-- Materials provided --

__________

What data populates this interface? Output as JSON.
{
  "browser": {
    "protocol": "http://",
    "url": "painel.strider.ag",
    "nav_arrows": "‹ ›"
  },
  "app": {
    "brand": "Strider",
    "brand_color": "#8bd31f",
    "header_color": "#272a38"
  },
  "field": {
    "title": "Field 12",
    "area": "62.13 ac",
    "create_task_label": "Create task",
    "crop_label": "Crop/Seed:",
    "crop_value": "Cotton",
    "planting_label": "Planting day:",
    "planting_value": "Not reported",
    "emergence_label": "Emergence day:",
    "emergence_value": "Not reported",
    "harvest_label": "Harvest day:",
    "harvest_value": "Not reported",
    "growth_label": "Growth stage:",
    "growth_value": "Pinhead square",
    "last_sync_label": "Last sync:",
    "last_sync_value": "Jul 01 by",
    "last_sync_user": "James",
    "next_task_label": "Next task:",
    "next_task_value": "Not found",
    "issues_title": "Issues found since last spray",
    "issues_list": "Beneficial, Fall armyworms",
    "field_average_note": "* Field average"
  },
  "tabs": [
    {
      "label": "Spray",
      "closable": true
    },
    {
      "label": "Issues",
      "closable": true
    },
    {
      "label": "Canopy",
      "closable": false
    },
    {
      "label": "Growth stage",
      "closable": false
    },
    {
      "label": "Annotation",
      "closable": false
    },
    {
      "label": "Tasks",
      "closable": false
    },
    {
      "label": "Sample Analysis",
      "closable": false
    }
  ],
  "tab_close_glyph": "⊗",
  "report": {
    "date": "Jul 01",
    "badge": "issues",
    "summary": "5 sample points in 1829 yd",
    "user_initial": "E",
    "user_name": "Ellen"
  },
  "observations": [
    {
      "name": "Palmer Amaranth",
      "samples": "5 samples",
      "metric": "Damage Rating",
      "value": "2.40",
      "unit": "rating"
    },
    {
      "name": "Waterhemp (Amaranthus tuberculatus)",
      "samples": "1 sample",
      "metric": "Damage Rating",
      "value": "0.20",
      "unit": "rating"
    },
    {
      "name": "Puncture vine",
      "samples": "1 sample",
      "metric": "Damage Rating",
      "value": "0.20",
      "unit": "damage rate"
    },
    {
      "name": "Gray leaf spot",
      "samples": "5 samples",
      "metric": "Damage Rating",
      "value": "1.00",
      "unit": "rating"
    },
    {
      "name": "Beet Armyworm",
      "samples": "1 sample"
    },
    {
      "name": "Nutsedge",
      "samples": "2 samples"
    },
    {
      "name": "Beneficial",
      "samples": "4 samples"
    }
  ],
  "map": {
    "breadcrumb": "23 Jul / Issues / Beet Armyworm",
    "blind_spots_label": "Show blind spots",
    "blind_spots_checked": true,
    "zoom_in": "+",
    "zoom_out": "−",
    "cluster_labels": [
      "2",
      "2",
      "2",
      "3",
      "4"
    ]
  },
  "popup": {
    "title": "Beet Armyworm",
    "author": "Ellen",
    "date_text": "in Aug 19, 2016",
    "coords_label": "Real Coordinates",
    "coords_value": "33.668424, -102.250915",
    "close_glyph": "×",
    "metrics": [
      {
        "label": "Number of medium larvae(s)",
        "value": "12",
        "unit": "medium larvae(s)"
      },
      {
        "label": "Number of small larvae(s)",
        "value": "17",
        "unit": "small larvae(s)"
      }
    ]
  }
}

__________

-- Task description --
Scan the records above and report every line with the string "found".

-- Your solution --
    "next_task_value": "Not found",
    "issues_title": "Issues found since last spray",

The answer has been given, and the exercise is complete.